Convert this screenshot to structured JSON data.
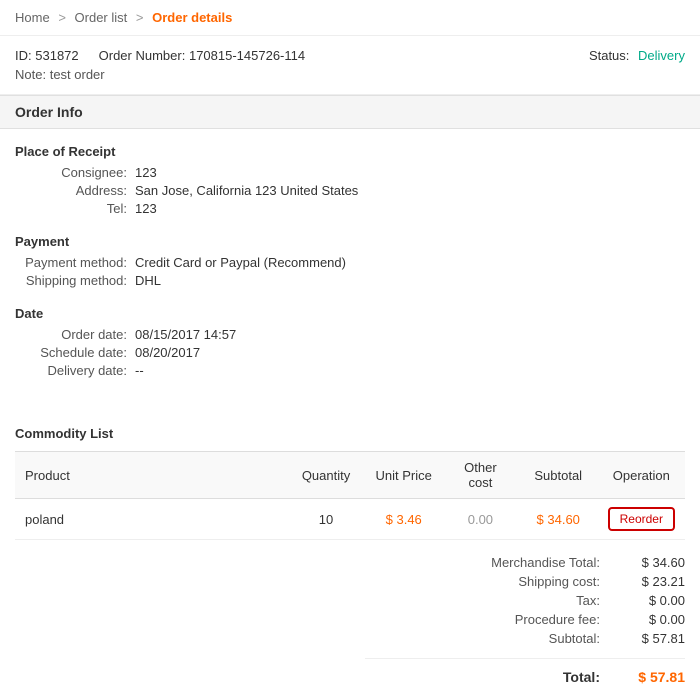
{
  "breadcrumb": {
    "home": "Home",
    "order_list": "Order list",
    "current": "Order details"
  },
  "order": {
    "id_label": "ID:",
    "id_value": "531872",
    "order_number_label": "Order Number:",
    "order_number_value": "170815-145726-114",
    "note_label": "Note:",
    "note_value": "test order",
    "status_label": "Status:",
    "status_value": "Delivery"
  },
  "section_title": "Order Info",
  "place_of_receipt": {
    "title": "Place of Receipt",
    "consignee_label": "Consignee:",
    "consignee_value": "123",
    "address_label": "Address:",
    "address_value": "San Jose, California 123 United States",
    "tel_label": "Tel:",
    "tel_value": "123"
  },
  "payment": {
    "title": "Payment",
    "method_label": "Payment method:",
    "method_value": "Credit Card or Paypal (Recommend)",
    "shipping_label": "Shipping method:",
    "shipping_value": "DHL"
  },
  "date": {
    "title": "Date",
    "order_date_label": "Order date:",
    "order_date_value": "08/15/2017 14:57",
    "schedule_date_label": "Schedule date:",
    "schedule_date_value": "08/20/2017",
    "delivery_date_label": "Delivery date:",
    "delivery_date_value": "--"
  },
  "commodity": {
    "title": "Commodity List",
    "columns": {
      "product": "Product",
      "quantity": "Quantity",
      "unit_price": "Unit Price",
      "other_cost": "Other cost",
      "subtotal": "Subtotal",
      "operation": "Operation"
    },
    "rows": [
      {
        "product": "poland",
        "quantity": "10",
        "unit_price": "$ 3.46",
        "other_cost": "0.00",
        "subtotal": "$ 34.60",
        "operation": "Reorder"
      }
    ]
  },
  "totals": {
    "merchandise_label": "Merchandise Total:",
    "merchandise_value": "$ 34.60",
    "shipping_label": "Shipping cost:",
    "shipping_value": "$ 23.21",
    "tax_label": "Tax:",
    "tax_value": "$ 0.00",
    "procedure_label": "Procedure fee:",
    "procedure_value": "$ 0.00",
    "subtotal_label": "Subtotal:",
    "subtotal_value": "$ 57.81",
    "total_label": "Total:",
    "total_value": "$ 57.81"
  }
}
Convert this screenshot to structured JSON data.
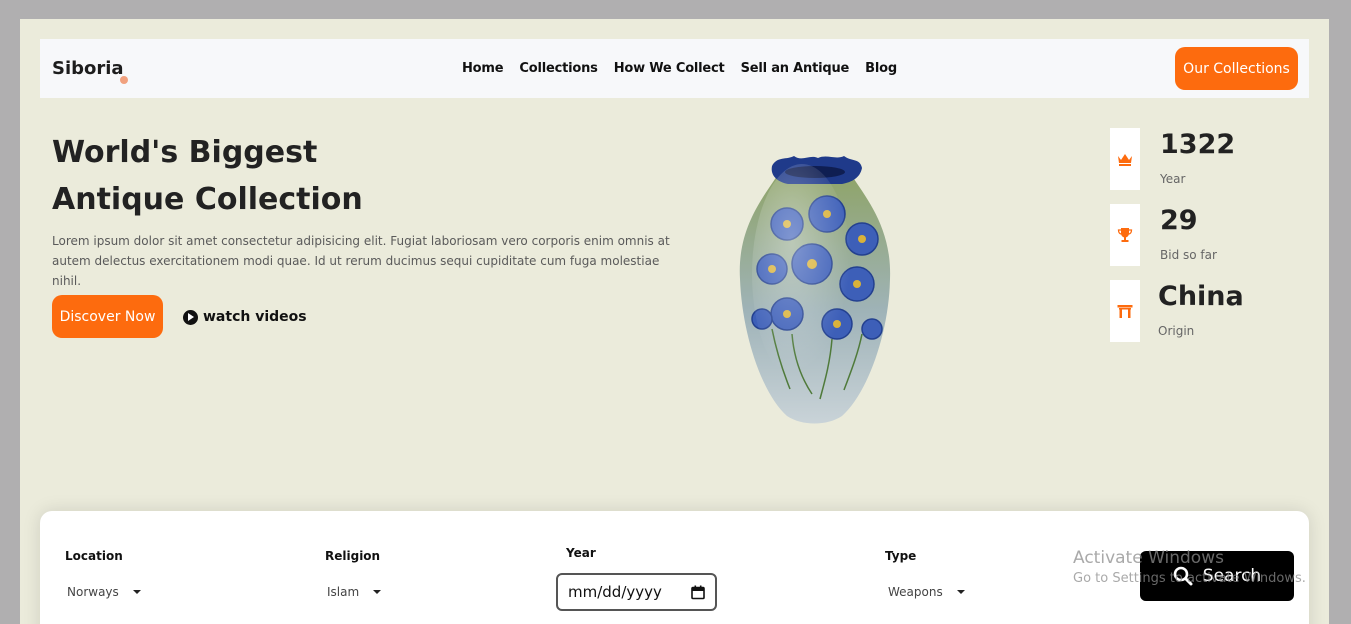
{
  "nav": {
    "brand": "Siboria",
    "links": [
      "Home",
      "Collections",
      "How We Collect",
      "Sell an Antique",
      "Blog"
    ],
    "cta_label": "Our Collections"
  },
  "hero": {
    "title_line1": "World's Biggest",
    "title_line2": "Antique Collection",
    "description": "Lorem ipsum dolor sit amet consectetur adipisicing elit. Fugiat laboriosam vero corporis enim omnis at autem delectus exercitationem modi quae. Id ut rerum ducimus sequi cupiditate cum fuga molestiae nihil.",
    "discover_label": "Discover Now",
    "watch_label": "watch videos"
  },
  "stats": [
    {
      "value": "1322",
      "label": "Year",
      "icon": "crown-icon"
    },
    {
      "value": "29",
      "label": "Bid so far",
      "icon": "trophy-icon"
    },
    {
      "value": "China",
      "label": "Origin",
      "icon": "gate-icon"
    }
  ],
  "search": {
    "location_label": "Location",
    "location_value": "Norways",
    "religion_label": "Religion",
    "religion_value": "Islam",
    "year_label": "Year",
    "year_placeholder": "mm/dd/yyyy",
    "type_label": "Type",
    "type_value": "Weapons",
    "search_label": "Search"
  },
  "watermark": {
    "title": "Activate Windows",
    "subtitle": "Go to Settings to activate Windows."
  },
  "colors": {
    "accent": "#fd6b0e",
    "page_bg": "#ebebdb",
    "outer_bg": "#b0afb0"
  }
}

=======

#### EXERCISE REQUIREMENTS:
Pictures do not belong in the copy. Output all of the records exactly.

#### EXERCISE SOLUTION:
Convert this screenshot to structured JSON data.
{
  "breadcrumb": {
    "home": "Home",
    "order_list": "Order list",
    "current": "Order details"
  },
  "order": {
    "id_label": "ID:",
    "id_value": "531872",
    "order_number_label": "Order Number:",
    "order_number_value": "170815-145726-114",
    "note_label": "Note:",
    "note_value": "test order",
    "status_label": "Status:",
    "status_value": "Delivery"
  },
  "section_title": "Order Info",
  "place_of_receipt": {
    "title": "Place of Receipt",
    "consignee_label": "Consignee:",
    "consignee_value": "123",
    "address_label": "Address:",
    "address_value": "San Jose, California 123 United States",
    "tel_label": "Tel:",
    "tel_value": "123"
  },
  "payment": {
    "title": "Payment",
    "method_label": "Payment method:",
    "method_value": "Credit Card or Paypal (Recommend)",
    "shipping_label": "Shipping method:",
    "shipping_value": "DHL"
  },
  "date": {
    "title": "Date",
    "order_date_label": "Order date:",
    "order_date_value": "08/15/2017 14:57",
    "schedule_date_label": "Schedule date:",
    "schedule_date_value": "08/20/2017",
    "delivery_date_label": "Delivery date:",
    "delivery_date_value": "--"
  },
  "commodity": {
    "title": "Commodity List",
    "columns": {
      "product": "Product",
      "quantity": "Quantity",
      "unit_price": "Unit Price",
      "other_cost": "Other cost",
      "subtotal": "Subtotal",
      "operation": "Operation"
    },
    "rows": [
      {
        "product": "poland",
        "quantity": "10",
        "unit_price": "$ 3.46",
        "other_cost": "0.00",
        "subtotal": "$ 34.60",
        "operation": "Reorder"
      }
    ]
  },
  "totals": {
    "merchandise_label": "Merchandise Total:",
    "merchandise_value": "$ 34.60",
    "shipping_label": "Shipping cost:",
    "shipping_value": "$ 23.21",
    "tax_label": "Tax:",
    "tax_value": "$ 0.00",
    "procedure_label": "Procedure fee:",
    "procedure_value": "$ 0.00",
    "subtotal_label": "Subtotal:",
    "subtotal_value": "$ 57.81",
    "total_label": "Total:",
    "total_value": "$ 57.81"
  }
}
Convert this screenshot to structured JSON data.
{
  "nav": {
    "brand": "Siboria",
    "links": [
      "Home",
      "Collections",
      "How We Collect",
      "Sell an Antique",
      "Blog"
    ],
    "cta_label": "Our Collections"
  },
  "hero": {
    "title_line1": "World's Biggest",
    "title_line2": "Antique Collection",
    "description": "Lorem ipsum dolor sit amet consectetur adipisicing elit. Fugiat laboriosam vero corporis enim omnis at autem delectus exercitationem modi quae. Id ut rerum ducimus sequi cupiditate cum fuga molestiae nihil.",
    "discover_label": "Discover Now",
    "watch_label": "watch videos"
  },
  "stats": [
    {
      "value": "1322",
      "label": "Year",
      "icon": "crown-icon"
    },
    {
      "value": "29",
      "label": "Bid so far",
      "icon": "trophy-icon"
    },
    {
      "value": "China",
      "label": "Origin",
      "icon": "gate-icon"
    }
  ],
  "search": {
    "location_label": "Location",
    "location_value": "Norways",
    "religion_label": "Religion",
    "religion_value": "Islam",
    "year_label": "Year",
    "year_placeholder": "mm/dd/yyyy",
    "type_label": "Type",
    "type_value": "Weapons",
    "search_label": "Search"
  },
  "watermark": {
    "title": "Activate Windows",
    "subtitle": "Go to Settings to activate Windows."
  },
  "colors": {
    "accent": "#fd6b0e",
    "page_bg": "#ebebdb",
    "outer_bg": "#b0afb0"
  }
}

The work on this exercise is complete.